- Exercise aim:
Copy every entry verbatim and skip the pictures.

*** Opening of Data ***

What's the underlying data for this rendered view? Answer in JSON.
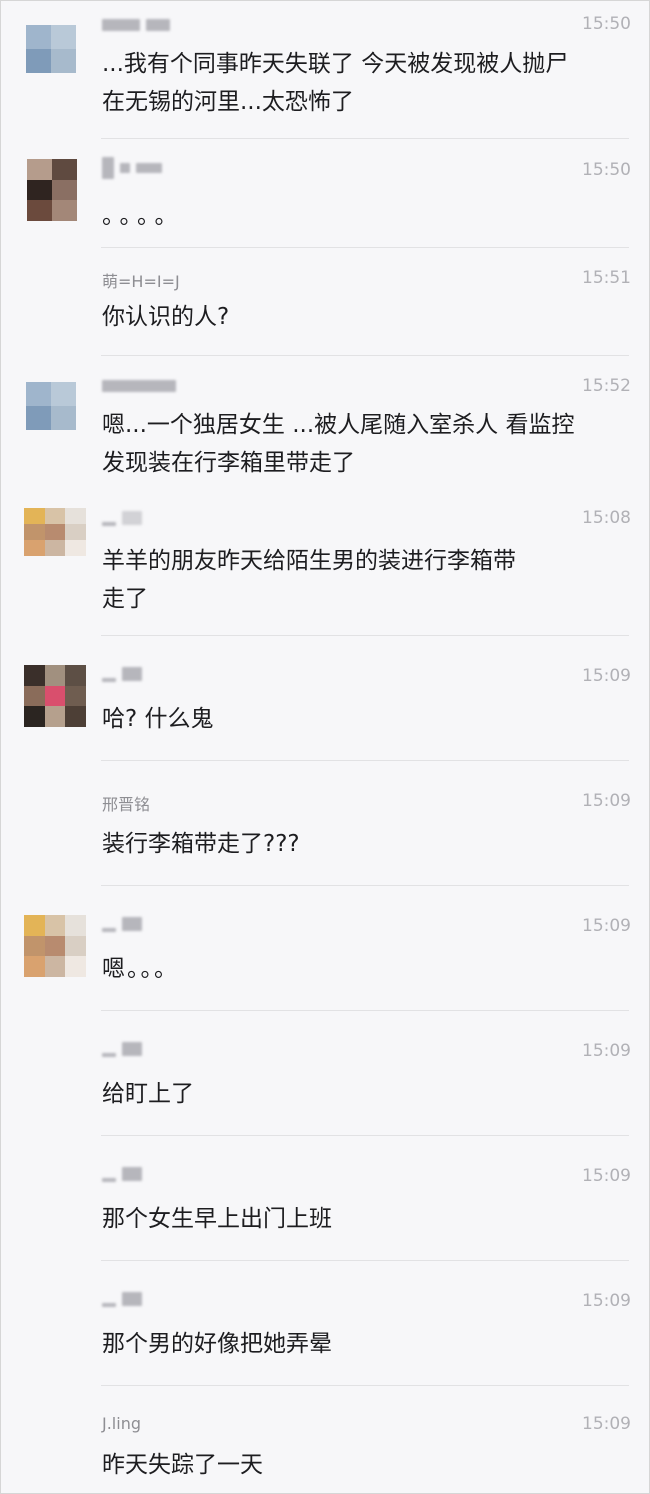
{
  "messages": [
    {
      "name": "",
      "time": "15:50",
      "text": "...我有个同事昨天失联了 今天被发现被人抛尸\n在无锡的河里...太恐怖了"
    },
    {
      "name": "",
      "time": "15:50",
      "text": "。。。。"
    },
    {
      "name": "萌=H=I=J",
      "time": "15:51",
      "text": "你认识的人?"
    },
    {
      "name": "",
      "time": "15:52",
      "text": "嗯...一个独居女生 ...被人尾随入室杀人 看监控\n发现装在行李箱里带走了"
    },
    {
      "name": "",
      "time": "15:08",
      "text": "羊羊的朋友昨天给陌生男的装进行李箱带\n走了"
    },
    {
      "name": "",
      "time": "15:09",
      "text": "哈? 什么鬼"
    },
    {
      "name": "邢晋铭",
      "time": "15:09",
      "text": "装行李箱带走了???"
    },
    {
      "name": "",
      "time": "15:09",
      "text": "嗯。。。"
    },
    {
      "name": "",
      "time": "15:09",
      "text": "给盯上了"
    },
    {
      "name": "",
      "time": "15:09",
      "text": "那个女生早上出门上班"
    },
    {
      "name": "",
      "time": "15:09",
      "text": "那个男的好像把她弄晕"
    },
    {
      "name": "J.ling",
      "time": "15:09",
      "text": "昨天失踪了一天"
    }
  ]
}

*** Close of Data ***

- Exercise answer:
What's the underlying data for this rendered view? Answer in JSON.
{
  "messages": [
    {
      "name": "",
      "time": "15:50",
      "text": "...我有个同事昨天失联了 今天被发现被人抛尸\n在无锡的河里...太恐怖了"
    },
    {
      "name": "",
      "time": "15:50",
      "text": "。。。。"
    },
    {
      "name": "萌=H=I=J",
      "time": "15:51",
      "text": "你认识的人?"
    },
    {
      "name": "",
      "time": "15:52",
      "text": "嗯...一个独居女生 ...被人尾随入室杀人 看监控\n发现装在行李箱里带走了"
    },
    {
      "name": "",
      "time": "15:08",
      "text": "羊羊的朋友昨天给陌生男的装进行李箱带\n走了"
    },
    {
      "name": "",
      "time": "15:09",
      "text": "哈? 什么鬼"
    },
    {
      "name": "邢晋铭",
      "time": "15:09",
      "text": "装行李箱带走了???"
    },
    {
      "name": "",
      "time": "15:09",
      "text": "嗯。。。"
    },
    {
      "name": "",
      "time": "15:09",
      "text": "给盯上了"
    },
    {
      "name": "",
      "time": "15:09",
      "text": "那个女生早上出门上班"
    },
    {
      "name": "",
      "time": "15:09",
      "text": "那个男的好像把她弄晕"
    },
    {
      "name": "J.ling",
      "time": "15:09",
      "text": "昨天失踪了一天"
    }
  ]
}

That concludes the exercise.